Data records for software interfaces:

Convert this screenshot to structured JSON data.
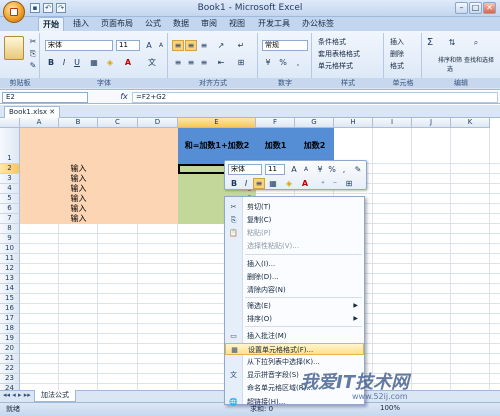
{
  "window": {
    "title": "Book1 - Microsoft Excel"
  },
  "tabs": [
    "开始",
    "插入",
    "页面布局",
    "公式",
    "数据",
    "审阅",
    "视图",
    "开发工具",
    "办公标签"
  ],
  "ribbon": {
    "clipboard_label": "剪贴板",
    "font_label": "字体",
    "align_label": "对齐方式",
    "number_label": "数字",
    "styles_label": "样式",
    "cells_label": "单元格",
    "editing_label": "编辑",
    "font_name": "宋体",
    "font_size": "11",
    "number_format": "常规",
    "percent": "%",
    "cond_format": "条件格式",
    "table_format": "套用表格格式",
    "cell_style": "单元格样式",
    "insert": "插入",
    "delete": "删除",
    "format": "格式",
    "sort_filter": "排序和筛选",
    "find_select": "查找和选择"
  },
  "formula_bar": {
    "name_box": "E2",
    "fx": "fx",
    "formula": "=F2+G2"
  },
  "workbook_tab": "Book1.xlsx",
  "columns": [
    "A",
    "B",
    "C",
    "D",
    "E",
    "F",
    "G",
    "H",
    "I",
    "J",
    "K"
  ],
  "rows": [
    "1",
    "2",
    "3",
    "4",
    "5",
    "6",
    "7",
    "8",
    "9",
    "10",
    "11",
    "12",
    "13",
    "14",
    "15",
    "16",
    "17",
    "18",
    "19",
    "20",
    "21",
    "22",
    "23",
    "24",
    "25",
    "26"
  ],
  "headers": {
    "e1": "和=加数1+加数2",
    "f1": "加数1",
    "g1": "加数2"
  },
  "inputs": [
    "输入",
    "输入",
    "输入",
    "输入",
    "输入",
    "输入"
  ],
  "e_values": [
    "0",
    "0",
    "0",
    "0",
    "0",
    "0"
  ],
  "mini_toolbar": {
    "font": "宋体",
    "size": "11"
  },
  "context_menu": [
    {
      "label": "剪切(T)",
      "icon": "scissors-icon",
      "glyph": "✂",
      "disabled": false
    },
    {
      "label": "复制(C)",
      "icon": "copy-icon",
      "glyph": "⎘",
      "disabled": false
    },
    {
      "label": "粘贴(P)",
      "icon": "paste-icon",
      "glyph": "📋",
      "disabled": true
    },
    {
      "label": "选择性粘贴(V)...",
      "icon": "",
      "glyph": "",
      "disabled": true
    },
    {
      "label": "插入(I)...",
      "icon": "",
      "glyph": "",
      "disabled": false
    },
    {
      "label": "删除(D)...",
      "icon": "",
      "glyph": "",
      "disabled": false
    },
    {
      "label": "清除内容(N)",
      "icon": "",
      "glyph": "",
      "disabled": false
    },
    {
      "label": "筛选(E)",
      "icon": "",
      "glyph": "",
      "disabled": false
    },
    {
      "label": "排序(O)",
      "icon": "",
      "glyph": "",
      "disabled": false
    },
    {
      "label": "插入批注(M)",
      "icon": "comment-icon",
      "glyph": "▭",
      "disabled": false
    },
    {
      "label": "设置单元格格式(F)...",
      "icon": "format-cells-icon",
      "glyph": "▦",
      "disabled": false
    },
    {
      "label": "从下拉列表中选择(K)...",
      "icon": "",
      "glyph": "",
      "disabled": false
    },
    {
      "label": "显示拼音字段(S)",
      "icon": "phonetic-icon",
      "glyph": "文",
      "disabled": false
    },
    {
      "label": "命名单元格区域(R)...",
      "icon": "",
      "glyph": "",
      "disabled": false
    },
    {
      "label": "超链接(H)...",
      "icon": "hyperlink-icon",
      "glyph": "🌐",
      "disabled": false
    }
  ],
  "sheet_tab": "加法公式",
  "status": {
    "ready": "就绪",
    "sum": "求和: 0",
    "zoom": "100%"
  },
  "watermark": {
    "text": "我爱IT技术网",
    "url": "www.52ij.com"
  },
  "colors": {
    "input_fill": "#fcd5b4",
    "header_fill": "#558ed5",
    "result_fill": "#c4d79b",
    "ribbon": "#dbe6f5",
    "menu_highlight": "#ffe08a"
  }
}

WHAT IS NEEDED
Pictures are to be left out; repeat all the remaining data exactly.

ANSWER TO THIS EXERCISE
Convert this screenshot to structured JSON data.
{
  "window": {
    "title": "Book1 - Microsoft Excel"
  },
  "tabs": [
    "开始",
    "插入",
    "页面布局",
    "公式",
    "数据",
    "审阅",
    "视图",
    "开发工具",
    "办公标签"
  ],
  "ribbon": {
    "clipboard_label": "剪贴板",
    "font_label": "字体",
    "align_label": "对齐方式",
    "number_label": "数字",
    "styles_label": "样式",
    "cells_label": "单元格",
    "editing_label": "编辑",
    "font_name": "宋体",
    "font_size": "11",
    "number_format": "常规",
    "percent": "%",
    "cond_format": "条件格式",
    "table_format": "套用表格格式",
    "cell_style": "单元格样式",
    "insert": "插入",
    "delete": "删除",
    "format": "格式",
    "sort_filter": "排序和筛选",
    "find_select": "查找和选择"
  },
  "formula_bar": {
    "name_box": "E2",
    "fx": "fx",
    "formula": "=F2+G2"
  },
  "workbook_tab": "Book1.xlsx",
  "columns": [
    "A",
    "B",
    "C",
    "D",
    "E",
    "F",
    "G",
    "H",
    "I",
    "J",
    "K"
  ],
  "rows": [
    "1",
    "2",
    "3",
    "4",
    "5",
    "6",
    "7",
    "8",
    "9",
    "10",
    "11",
    "12",
    "13",
    "14",
    "15",
    "16",
    "17",
    "18",
    "19",
    "20",
    "21",
    "22",
    "23",
    "24",
    "25",
    "26"
  ],
  "headers": {
    "e1": "和=加数1+加数2",
    "f1": "加数1",
    "g1": "加数2"
  },
  "inputs": [
    "输入",
    "输入",
    "输入",
    "输入",
    "输入",
    "输入"
  ],
  "e_values": [
    "0",
    "0",
    "0",
    "0",
    "0",
    "0"
  ],
  "mini_toolbar": {
    "font": "宋体",
    "size": "11"
  },
  "context_menu": [
    {
      "label": "剪切(T)",
      "icon": "scissors-icon",
      "glyph": "✂",
      "disabled": false
    },
    {
      "label": "复制(C)",
      "icon": "copy-icon",
      "glyph": "⎘",
      "disabled": false
    },
    {
      "label": "粘贴(P)",
      "icon": "paste-icon",
      "glyph": "📋",
      "disabled": true
    },
    {
      "label": "选择性粘贴(V)...",
      "icon": "",
      "glyph": "",
      "disabled": true
    },
    {
      "label": "插入(I)...",
      "icon": "",
      "glyph": "",
      "disabled": false
    },
    {
      "label": "删除(D)...",
      "icon": "",
      "glyph": "",
      "disabled": false
    },
    {
      "label": "清除内容(N)",
      "icon": "",
      "glyph": "",
      "disabled": false
    },
    {
      "label": "筛选(E)",
      "icon": "",
      "glyph": "",
      "disabled": false
    },
    {
      "label": "排序(O)",
      "icon": "",
      "glyph": "",
      "disabled": false
    },
    {
      "label": "插入批注(M)",
      "icon": "comment-icon",
      "glyph": "▭",
      "disabled": false
    },
    {
      "label": "设置单元格格式(F)...",
      "icon": "format-cells-icon",
      "glyph": "▦",
      "disabled": false
    },
    {
      "label": "从下拉列表中选择(K)...",
      "icon": "",
      "glyph": "",
      "disabled": false
    },
    {
      "label": "显示拼音字段(S)",
      "icon": "phonetic-icon",
      "glyph": "文",
      "disabled": false
    },
    {
      "label": "命名单元格区域(R)...",
      "icon": "",
      "glyph": "",
      "disabled": false
    },
    {
      "label": "超链接(H)...",
      "icon": "hyperlink-icon",
      "glyph": "🌐",
      "disabled": false
    }
  ],
  "sheet_tab": "加法公式",
  "status": {
    "ready": "就绪",
    "sum": "求和: 0",
    "zoom": "100%"
  },
  "watermark": {
    "text": "我爱IT技术网",
    "url": "www.52ij.com"
  },
  "colors": {
    "input_fill": "#fcd5b4",
    "header_fill": "#558ed5",
    "result_fill": "#c4d79b",
    "ribbon": "#dbe6f5",
    "menu_highlight": "#ffe08a"
  }
}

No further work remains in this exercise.